# Activity
Everything in the records must be copied exactly except the pictures.

# Records for the exercise
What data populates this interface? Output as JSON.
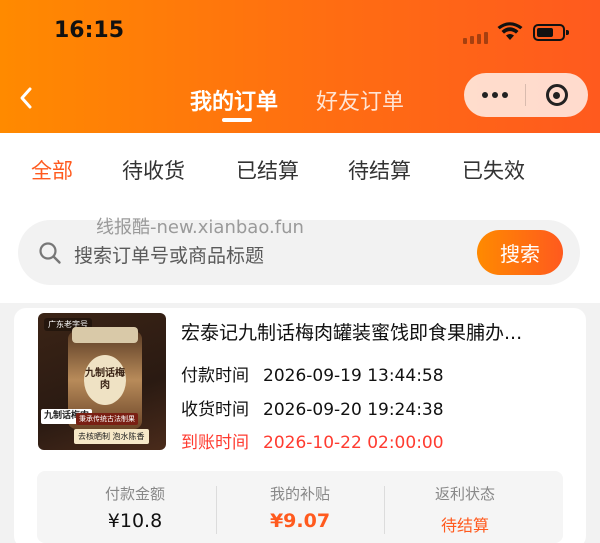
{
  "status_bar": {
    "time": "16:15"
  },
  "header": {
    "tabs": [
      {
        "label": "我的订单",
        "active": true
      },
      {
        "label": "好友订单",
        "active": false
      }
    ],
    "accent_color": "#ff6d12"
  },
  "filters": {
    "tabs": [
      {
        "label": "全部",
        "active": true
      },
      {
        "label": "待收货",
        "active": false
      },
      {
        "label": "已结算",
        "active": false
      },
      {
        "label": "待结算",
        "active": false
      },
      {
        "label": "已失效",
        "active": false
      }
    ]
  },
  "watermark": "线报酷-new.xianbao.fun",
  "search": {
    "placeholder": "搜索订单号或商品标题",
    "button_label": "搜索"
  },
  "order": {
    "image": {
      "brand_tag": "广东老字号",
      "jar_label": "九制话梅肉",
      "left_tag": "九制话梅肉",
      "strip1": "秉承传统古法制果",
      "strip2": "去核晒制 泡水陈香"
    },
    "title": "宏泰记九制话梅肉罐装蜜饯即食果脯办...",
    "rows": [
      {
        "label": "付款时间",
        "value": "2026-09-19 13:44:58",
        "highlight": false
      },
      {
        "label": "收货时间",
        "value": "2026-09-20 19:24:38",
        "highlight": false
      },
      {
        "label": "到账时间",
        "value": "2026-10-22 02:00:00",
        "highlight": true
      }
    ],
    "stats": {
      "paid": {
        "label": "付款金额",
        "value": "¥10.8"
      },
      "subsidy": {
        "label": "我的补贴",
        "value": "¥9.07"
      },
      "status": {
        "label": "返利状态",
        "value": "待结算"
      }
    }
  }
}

# Final answer
What data populates this interface? Output as JSON.
{
  "status_bar": {
    "time": "16:15"
  },
  "header": {
    "tabs": [
      {
        "label": "我的订单",
        "active": true
      },
      {
        "label": "好友订单",
        "active": false
      }
    ],
    "accent_color": "#ff6d12"
  },
  "filters": {
    "tabs": [
      {
        "label": "全部",
        "active": true
      },
      {
        "label": "待收货",
        "active": false
      },
      {
        "label": "已结算",
        "active": false
      },
      {
        "label": "待结算",
        "active": false
      },
      {
        "label": "已失效",
        "active": false
      }
    ]
  },
  "watermark": "线报酷-new.xianbao.fun",
  "search": {
    "placeholder": "搜索订单号或商品标题",
    "button_label": "搜索"
  },
  "order": {
    "image": {
      "brand_tag": "广东老字号",
      "jar_label": "九制话梅肉",
      "left_tag": "九制话梅肉",
      "strip1": "秉承传统古法制果",
      "strip2": "去核晒制 泡水陈香"
    },
    "title": "宏泰记九制话梅肉罐装蜜饯即食果脯办...",
    "rows": [
      {
        "label": "付款时间",
        "value": "2026-09-19 13:44:58",
        "highlight": false
      },
      {
        "label": "收货时间",
        "value": "2026-09-20 19:24:38",
        "highlight": false
      },
      {
        "label": "到账时间",
        "value": "2026-10-22 02:00:00",
        "highlight": true
      }
    ],
    "stats": {
      "paid": {
        "label": "付款金额",
        "value": "¥10.8"
      },
      "subsidy": {
        "label": "我的补贴",
        "value": "¥9.07"
      },
      "status": {
        "label": "返利状态",
        "value": "待结算"
      }
    }
  }
}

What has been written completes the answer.